When class actions and a royal commission finally occur, it will cost these greedy aged-care providers much more in compensation for their neglect of these vulnerable patients.
John Mayze, Taringa THE only way to fix the problem, especially in highcare wards, is to have a patient-nurse ratio. These people are more vulnerable than kids in daycare and deserve better care.
Lorraine Manteit, Kenmore
DESPITE having three different prime ministers in the past five years, the LNP has maintained consistency of policy by deferring every decision until some time in the future.
The latest deferral device is the proposed royal commission into aged care, when there have been persistent breaches of the service charter by almost all of the service providers.
It is beyond time that the Government acted on these breaches, but, as usual, it has again used a delaying tactic to protect the perpetrators while our elderly citizens are continually being abused at the altar of profit and greed.

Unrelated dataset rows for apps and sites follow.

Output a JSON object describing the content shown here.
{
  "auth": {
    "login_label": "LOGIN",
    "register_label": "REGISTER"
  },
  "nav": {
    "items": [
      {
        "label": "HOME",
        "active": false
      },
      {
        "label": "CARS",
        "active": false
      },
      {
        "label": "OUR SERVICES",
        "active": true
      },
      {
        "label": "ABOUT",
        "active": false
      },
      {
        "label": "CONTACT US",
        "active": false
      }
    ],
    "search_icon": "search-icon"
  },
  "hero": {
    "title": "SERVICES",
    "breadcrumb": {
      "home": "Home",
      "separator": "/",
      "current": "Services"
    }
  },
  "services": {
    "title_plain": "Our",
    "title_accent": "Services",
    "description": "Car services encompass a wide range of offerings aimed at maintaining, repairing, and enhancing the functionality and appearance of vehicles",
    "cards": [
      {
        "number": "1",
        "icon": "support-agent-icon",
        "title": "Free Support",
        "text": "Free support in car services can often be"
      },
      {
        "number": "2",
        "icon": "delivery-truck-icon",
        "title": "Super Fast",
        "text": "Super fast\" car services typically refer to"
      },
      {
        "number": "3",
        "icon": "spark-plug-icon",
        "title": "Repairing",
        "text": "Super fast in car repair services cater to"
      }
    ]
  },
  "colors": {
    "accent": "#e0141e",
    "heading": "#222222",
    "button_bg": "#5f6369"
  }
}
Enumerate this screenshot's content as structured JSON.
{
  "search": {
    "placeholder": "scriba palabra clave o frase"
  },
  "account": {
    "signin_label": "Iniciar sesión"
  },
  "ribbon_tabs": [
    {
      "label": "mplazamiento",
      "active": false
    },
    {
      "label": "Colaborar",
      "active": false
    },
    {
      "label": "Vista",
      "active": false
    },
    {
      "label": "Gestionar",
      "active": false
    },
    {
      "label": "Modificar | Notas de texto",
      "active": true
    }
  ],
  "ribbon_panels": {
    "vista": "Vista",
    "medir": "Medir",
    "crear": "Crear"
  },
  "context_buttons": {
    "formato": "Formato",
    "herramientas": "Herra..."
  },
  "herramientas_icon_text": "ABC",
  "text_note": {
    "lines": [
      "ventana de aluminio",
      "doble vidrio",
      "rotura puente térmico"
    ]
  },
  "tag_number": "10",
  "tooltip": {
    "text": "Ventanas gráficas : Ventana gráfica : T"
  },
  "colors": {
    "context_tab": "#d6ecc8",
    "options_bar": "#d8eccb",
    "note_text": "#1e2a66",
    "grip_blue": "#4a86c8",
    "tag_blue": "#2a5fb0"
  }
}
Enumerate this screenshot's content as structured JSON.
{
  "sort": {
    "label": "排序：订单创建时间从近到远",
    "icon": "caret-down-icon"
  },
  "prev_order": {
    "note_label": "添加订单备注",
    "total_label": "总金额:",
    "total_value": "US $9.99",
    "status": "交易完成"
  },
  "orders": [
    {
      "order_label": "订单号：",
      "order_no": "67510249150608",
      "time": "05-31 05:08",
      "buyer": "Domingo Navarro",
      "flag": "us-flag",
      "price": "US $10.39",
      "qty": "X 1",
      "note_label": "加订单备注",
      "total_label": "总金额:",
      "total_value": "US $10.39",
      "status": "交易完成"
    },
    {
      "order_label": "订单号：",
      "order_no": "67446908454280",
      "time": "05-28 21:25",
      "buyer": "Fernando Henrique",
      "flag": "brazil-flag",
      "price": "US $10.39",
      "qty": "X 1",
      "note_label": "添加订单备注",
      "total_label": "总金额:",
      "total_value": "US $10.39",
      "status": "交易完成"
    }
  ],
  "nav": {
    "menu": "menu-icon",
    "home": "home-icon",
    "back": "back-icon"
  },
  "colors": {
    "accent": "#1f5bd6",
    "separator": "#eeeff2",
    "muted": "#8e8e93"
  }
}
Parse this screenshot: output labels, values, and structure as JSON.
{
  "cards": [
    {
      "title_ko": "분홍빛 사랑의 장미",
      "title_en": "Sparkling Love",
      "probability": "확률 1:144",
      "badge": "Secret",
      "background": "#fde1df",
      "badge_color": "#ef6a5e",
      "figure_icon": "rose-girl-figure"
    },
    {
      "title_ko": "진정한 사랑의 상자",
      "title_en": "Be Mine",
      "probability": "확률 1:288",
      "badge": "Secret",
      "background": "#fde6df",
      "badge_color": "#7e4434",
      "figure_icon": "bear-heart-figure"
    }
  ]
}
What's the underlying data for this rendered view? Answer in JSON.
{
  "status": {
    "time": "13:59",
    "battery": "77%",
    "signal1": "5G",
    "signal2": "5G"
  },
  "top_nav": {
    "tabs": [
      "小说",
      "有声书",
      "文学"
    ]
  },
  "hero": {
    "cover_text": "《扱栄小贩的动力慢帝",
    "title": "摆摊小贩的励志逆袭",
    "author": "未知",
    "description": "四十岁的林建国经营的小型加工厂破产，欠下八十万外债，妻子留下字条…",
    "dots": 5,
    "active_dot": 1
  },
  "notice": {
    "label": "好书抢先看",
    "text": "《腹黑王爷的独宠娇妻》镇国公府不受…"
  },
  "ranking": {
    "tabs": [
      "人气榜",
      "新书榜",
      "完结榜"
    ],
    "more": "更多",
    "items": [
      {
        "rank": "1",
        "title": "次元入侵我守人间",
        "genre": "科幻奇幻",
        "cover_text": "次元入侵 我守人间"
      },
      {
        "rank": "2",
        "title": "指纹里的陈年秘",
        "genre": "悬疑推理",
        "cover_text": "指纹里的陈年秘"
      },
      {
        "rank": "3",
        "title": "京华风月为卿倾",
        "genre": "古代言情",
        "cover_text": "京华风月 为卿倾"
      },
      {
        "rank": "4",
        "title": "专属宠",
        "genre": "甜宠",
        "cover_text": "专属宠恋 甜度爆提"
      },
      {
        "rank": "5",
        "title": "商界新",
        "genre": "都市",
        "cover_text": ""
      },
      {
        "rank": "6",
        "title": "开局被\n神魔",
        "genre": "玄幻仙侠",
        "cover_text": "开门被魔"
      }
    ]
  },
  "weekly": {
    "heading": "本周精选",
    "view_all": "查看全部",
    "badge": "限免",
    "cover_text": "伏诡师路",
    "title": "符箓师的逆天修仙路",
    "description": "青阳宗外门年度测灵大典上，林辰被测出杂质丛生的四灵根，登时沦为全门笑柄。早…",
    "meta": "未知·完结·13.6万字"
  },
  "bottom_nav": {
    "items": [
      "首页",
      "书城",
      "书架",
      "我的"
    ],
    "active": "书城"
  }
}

Just like climate change, power and energy, welfare equality, taxation, wages, infrastructure and unemployment, the LNP has been very verbose with flowery rhetoric, but sadly missing on action.
Max Tanzer, Elliott Heads FINALLY it has dawned on an Australian prime minister that the scandal-ridden, aged-care sector is in dire need of a royal commission. So belated congratulations, Scott Morrison, on instigating something positive which even Labor will support.
Eric Palm, Gympie
THE words “neglect and staff shortages are rife in nursing homes in Queensland” ( C-M, Sep 15) should make all of us immediately afraid. If not for our elderly relatives, then for ourselves.
A recent audit found that aged-care facilities in our state are in crisis. Most staff in nursing homes are not nurses and patients are routinely forced to wait for hours as pain relief has to be given to them by registered nurses.
Nearly 80 per cent of patients were not properly washed, fed, exercised or turned in their beds to prevent bed sores. Staff said they lacked enough time to feed patients who were incapable of doing so themselves.
Elderly patients who require a high degree of care receive only 1.69 hours of care per shift, well below the standard of 4.3 hours of care.
Lizzie Haydon, Runcorn